  • Have a medically documented health condition
  • Lost your job because of medically-verified stress or another health condition (and at no fault of your own)
  • Are now able and available for work

What Is a “Medically Documented” Reason?

Good cause is determined on a case-by-case basis. The unemployment agency will review your medical situation to see if it was in fact serious enough for you to leave. If you quit due to “medically documented” reasons, you may be eligible for unemployment. This may include suffering a condition that is trigger by stress.

A medically documented reason refers to visiting your doctor during your time of employment. You may be eligible if your doctor recommended you change your job. It’s important to visit your doctor and review your situation before deciding to quit. You may need to present medical documentation when your job loss occurs to apply for benefits.

Did You Seek Less Stressful Duties?

You may also have to report actions you took in order to seek less stressful duties. For example, you might have to show that you reported your stress-related issues to your employer and asked for accommodations or help. If your employer denied or ignored your request, this could be powerful evidence supporting your Texas unemployment claim.

Since you are required to engage in job searching on a regular basis to qualify for benefits, payments may be suspended until you become physically and mentally able to work. You are not guaranteed to be eligible for the full amount of benefits or you may be eligible to receive them for a specific time period. It may also help to seek time off from your employer before leaving your place of employment. If you have specific questions about your Texas unemployment benefits, contact Allmand Law Firm for a free initial consultation.

Do I Need a Lawyer for My Stress Claim?

Any time you’re claiming you quit for good cause, it’s in your best interest to consult with an experienced lawyer. Good cause unemployment claims are some of the most complicated and you’ll need to perform a careful analysis. An attorney will look at a variety of evidence and issues, including:

  • Your medical records and forms your doctor might have completed
  • Your personnel or HR file
  • Communications you had with your employer, including emails and texts
  • Your former employer’s policies and procedures

Based on this and other information, we’ll help you understand your legal options and rights.

It’s important to emphasize that, in order to get unemployment if you quit, you will need supporting evidence.

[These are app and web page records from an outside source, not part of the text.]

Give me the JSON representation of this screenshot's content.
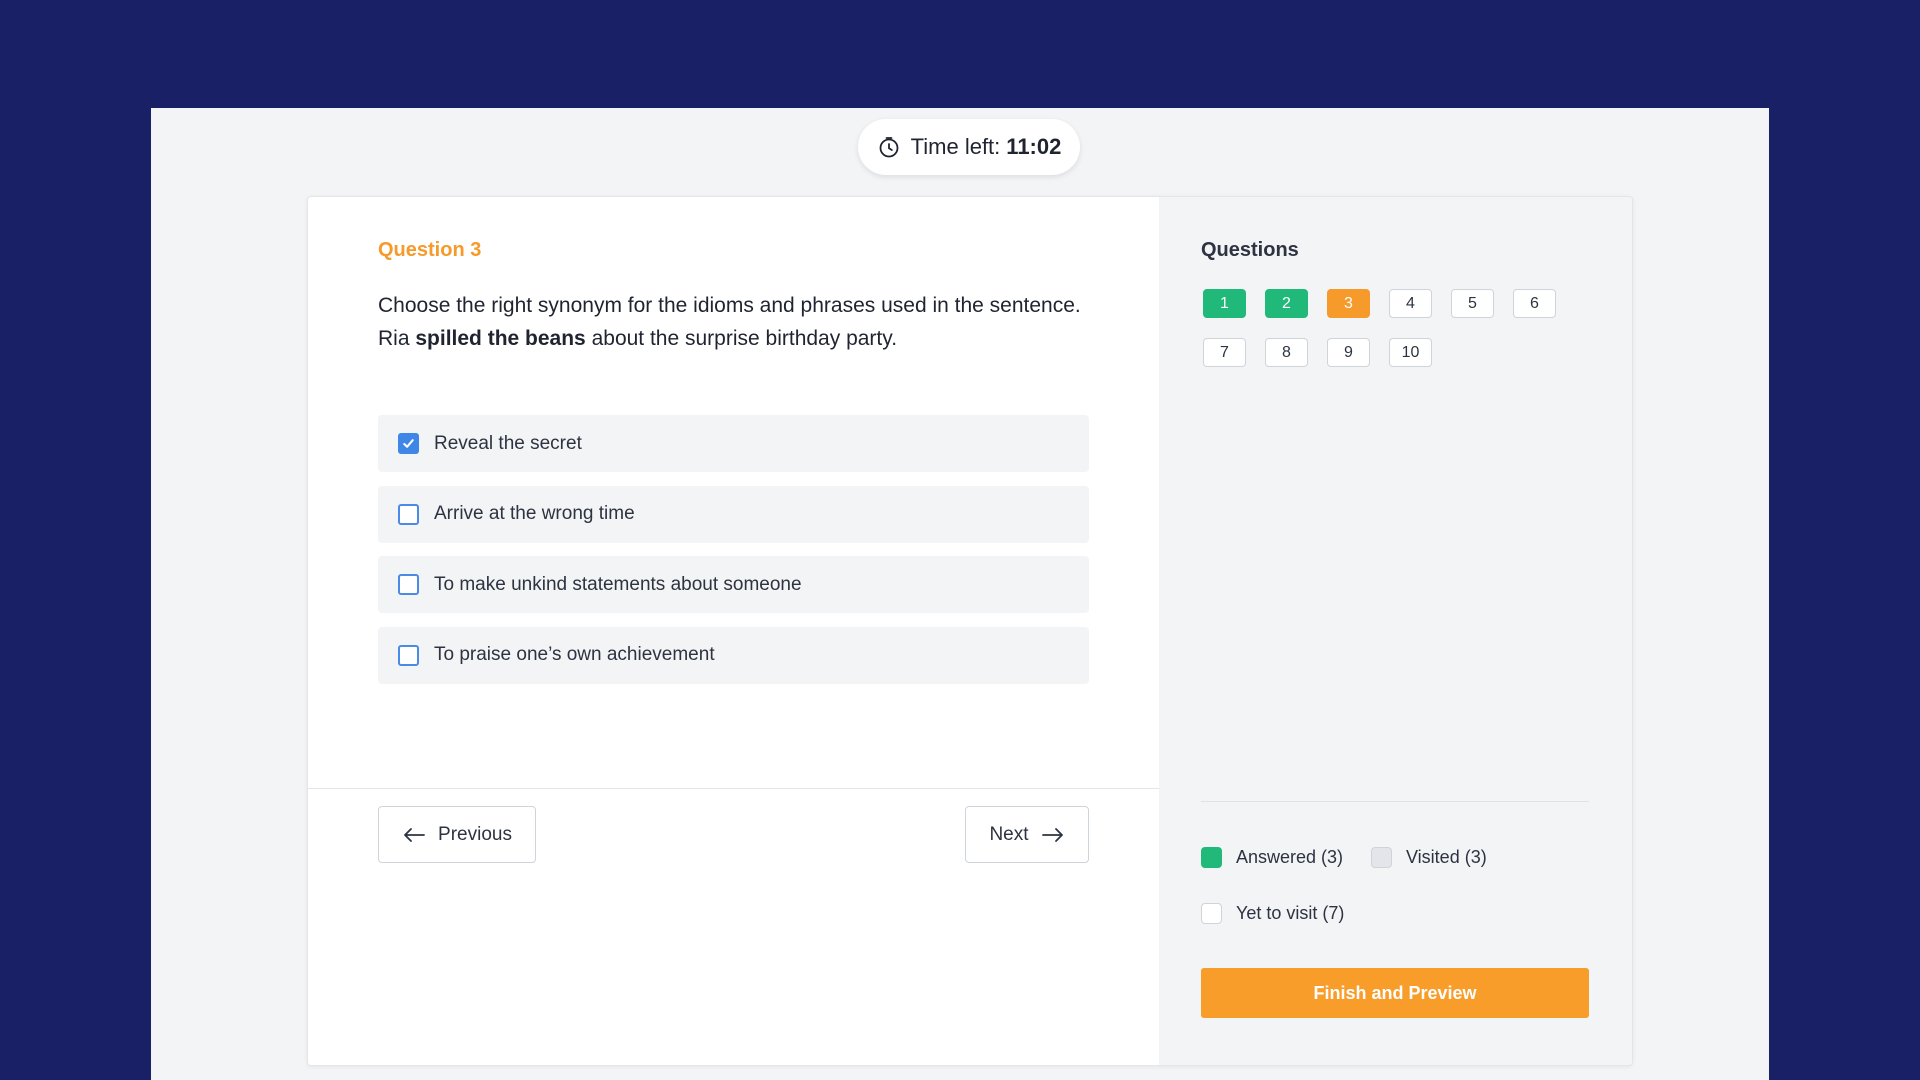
{
  "timer": {
    "label": "Time left:",
    "value": "11:02",
    "icon": "clock-icon"
  },
  "question": {
    "number_label": "Question 3",
    "prompt": "Choose the right synonym for the idioms and phrases used in the sentence.",
    "sentence_prefix": "Ria ",
    "sentence_emphasis": "spilled the beans",
    "sentence_suffix": " about the surprise birthday party.",
    "options": [
      {
        "label": "Reveal the secret",
        "checked": true
      },
      {
        "label": "Arrive at the wrong time",
        "checked": false
      },
      {
        "label": "To make unkind statements about someone",
        "checked": false
      },
      {
        "label": "To praise one’s own achievement",
        "checked": false
      }
    ]
  },
  "navigation": {
    "previous_label": "Previous",
    "next_label": "Next",
    "previous_icon": "arrow-left-icon",
    "next_icon": "arrow-right-icon"
  },
  "sidebar": {
    "title": "Questions",
    "questions": [
      {
        "label": "1",
        "status": "answered"
      },
      {
        "label": "2",
        "status": "answered"
      },
      {
        "label": "3",
        "status": "current"
      },
      {
        "label": "4",
        "status": "unvisited"
      },
      {
        "label": "5",
        "status": "unvisited"
      },
      {
        "label": "6",
        "status": "unvisited"
      },
      {
        "label": "7",
        "status": "unvisited"
      },
      {
        "label": "8",
        "status": "unvisited"
      },
      {
        "label": "9",
        "status": "unvisited"
      },
      {
        "label": "10",
        "status": "unvisited"
      }
    ],
    "legend": {
      "answered": "Answered (3)",
      "visited": "Visited (3)",
      "yet_to_visit": "Yet to visit (7)"
    },
    "finish_label": "Finish and Preview"
  },
  "colors": {
    "page_background": "#1a2066",
    "accent_orange": "#f59a2b",
    "answered_green": "#20b97a",
    "checkbox_blue": "#3f86e6"
  }
}
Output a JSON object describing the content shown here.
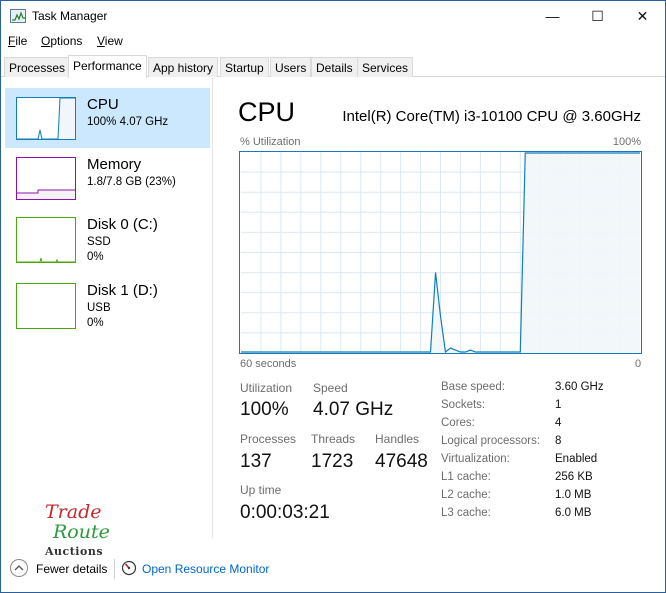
{
  "window": {
    "title": "Task Manager",
    "controls": {
      "minimize": "—",
      "maximize": "☐",
      "close": "✕"
    }
  },
  "menu": [
    {
      "label": "File",
      "accel": "F",
      "rest": "ile"
    },
    {
      "label": "Options",
      "accel": "O",
      "rest": "ptions"
    },
    {
      "label": "View",
      "accel": "V",
      "rest": "iew"
    }
  ],
  "tabs": [
    "Processes",
    "Performance",
    "App history",
    "Startup",
    "Users",
    "Details",
    "Services"
  ],
  "active_tab": "Performance",
  "resources": [
    {
      "name": "CPU",
      "sub1": "100%  4.07 GHz",
      "sub2": "",
      "color": "#117dbb",
      "fill": "#f1f6fa"
    },
    {
      "name": "Memory",
      "sub1": "1.8/7.8 GB (23%)",
      "sub2": "",
      "color": "#8b12ae",
      "fill": "#f4f2f4"
    },
    {
      "name": "Disk 0 (C:)",
      "sub1": "SSD",
      "sub2": "0%",
      "color": "#4da60c",
      "fill": "#eff4ec"
    },
    {
      "name": "Disk 1 (D:)",
      "sub1": "USB",
      "sub2": "0%",
      "color": "#4da60c",
      "fill": "#eff4ec"
    }
  ],
  "detail": {
    "title": "CPU",
    "model": "Intel(R) Core(TM) i3-10100 CPU @ 3.60GHz",
    "graph_label": "% Utilization",
    "graph_max": "100%",
    "time_span": "60 seconds",
    "graph_min": "0",
    "graph_color": "#117dbb",
    "utilization_history": [
      0,
      0,
      0,
      0,
      0,
      0,
      0,
      0,
      0,
      0,
      0,
      0,
      0,
      0,
      0,
      0,
      0,
      0,
      0,
      0,
      0,
      0,
      0,
      0,
      0,
      0,
      0,
      0,
      0,
      0,
      0,
      0,
      0,
      0,
      0,
      0,
      0,
      0,
      0,
      40,
      18,
      0,
      2,
      1,
      0,
      0,
      1,
      0,
      0,
      0,
      0,
      0,
      0,
      0,
      0,
      0,
      0,
      100,
      100,
      100,
      100,
      100,
      100,
      100,
      100,
      100,
      100,
      100,
      100,
      100,
      100,
      100,
      100,
      100,
      100,
      100,
      100,
      100,
      100,
      100,
      100
    ]
  },
  "stats": {
    "utilization_label": "Utilization",
    "utilization": "100%",
    "speed_label": "Speed",
    "speed": "4.07 GHz",
    "processes_label": "Processes",
    "processes": "137",
    "threads_label": "Threads",
    "threads": "1723",
    "handles_label": "Handles",
    "handles": "47648",
    "uptime_label": "Up time",
    "uptime": "0:00:03:21"
  },
  "specs": [
    {
      "k": "Base speed:",
      "v": "3.60 GHz"
    },
    {
      "k": "Sockets:",
      "v": "1"
    },
    {
      "k": "Cores:",
      "v": "4"
    },
    {
      "k": "Logical processors:",
      "v": "8"
    },
    {
      "k": "Virtualization:",
      "v": "Enabled"
    },
    {
      "k": "L1 cache:",
      "v": "256 KB"
    },
    {
      "k": "L2 cache:",
      "v": "1.0 MB"
    },
    {
      "k": "L3 cache:",
      "v": "6.0 MB"
    }
  ],
  "footer": {
    "fewer_details": "Fewer details",
    "open_resource_monitor": "Open Resource Monitor"
  },
  "watermark": {
    "line1": "Trade",
    "line2": "Route",
    "line3": "Auctions"
  }
}
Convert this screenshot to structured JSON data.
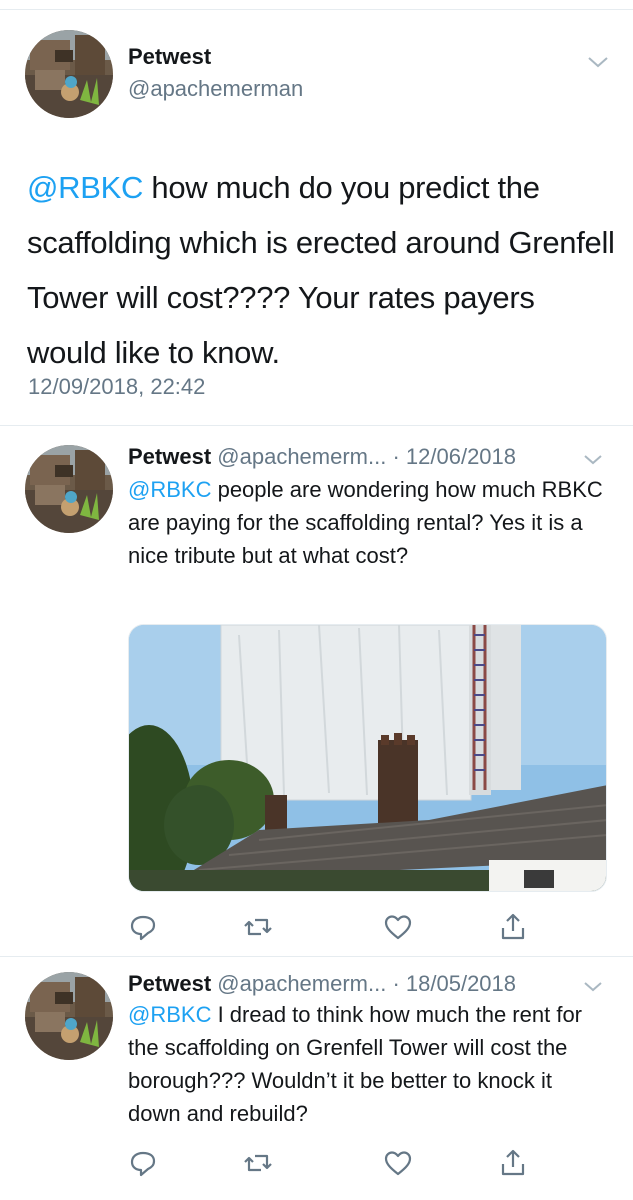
{
  "main_tweet": {
    "name": "Petwest",
    "handle": "@apachemerman",
    "mention": "@RBKC",
    "text": " how much do you predict the scaffolding which is erected around Grenfell Tower will cost????  Your rates payers would like to know.",
    "timestamp": "12/09/2018, 22:42"
  },
  "replies": [
    {
      "name": "Petwest",
      "handle": "@apachemerm...",
      "separator": " · ",
      "date": "12/06/2018",
      "mention": "@RBKC",
      "text": " people are wondering how much RBKC are paying for the scaffolding rental? Yes it is a nice tribute but at what cost?",
      "has_media": true
    },
    {
      "name": "Petwest",
      "handle": "@apachemerm...",
      "separator": " · ",
      "date": "18/05/2018",
      "mention": "@RBKC",
      "text": " I dread to think how much the rent for the scaffolding on Grenfell Tower will cost the borough??? Wouldn’t it be better to knock it down and rebuild?",
      "has_media": false
    }
  ],
  "icons": {
    "reply": "reply-icon",
    "retweet": "retweet-icon",
    "like": "like-icon",
    "share": "share-icon",
    "more": "chevron-down-icon"
  },
  "colors": {
    "accent": "#1da1f2",
    "secondary_text": "#657786",
    "primary_text": "#14171a",
    "divider": "#e6ecf0"
  }
}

If you don’t have medical and employment records documenting your condition and detailing your workplace issues, you might face an uphill battle. To learn more about the types of evidence you might need, contact an attorney today.

Workers With Medical Conditions and Disabilities Need to Know Their Rights

In addition to Texas unemployment benefits, workers who suffer from stress or have a medical condition might have other legal rights.

  • Under the Family and Medical Leave Act (FMLA), you may get up to 12 weeks off unpaid medical leave with job protection.
  • Disabled workers can request reasonable accommodations under the Americans with Disabilities Act (ADA). Because stress-related ADA claims are difficult, you should consult with a lawyer beforehand.
  • Under certain circumstances, you might be eligible for workers’ compensation if you are unable to work due to an occupational mental health issue. Again, these claims are very difficult in Texas, and you should consult with a lawyer before filing for benefits.
  • You might have a short-term or long-term disability insurance policy, either personal or through your employer, that pays benefits if you have a medically-documented stress disorder or other health condition.

While Allmand Law Firm focuses on Texas unemployment issues, we’ll help you assess your other options — and will refer you to a skilled employment law attorney if necessary.

Can You Get Unemployment If You Quit? Ask an Experienced Attorney

Allmand Law Firm’s experienced unemployment advocates guide workers through their stress and other health-related unemployment claims. If you’re looking for help with an unemployment claim or appeal, contact us today. At a free initial consultation, we’ll listen to your side of the story and assess your claim.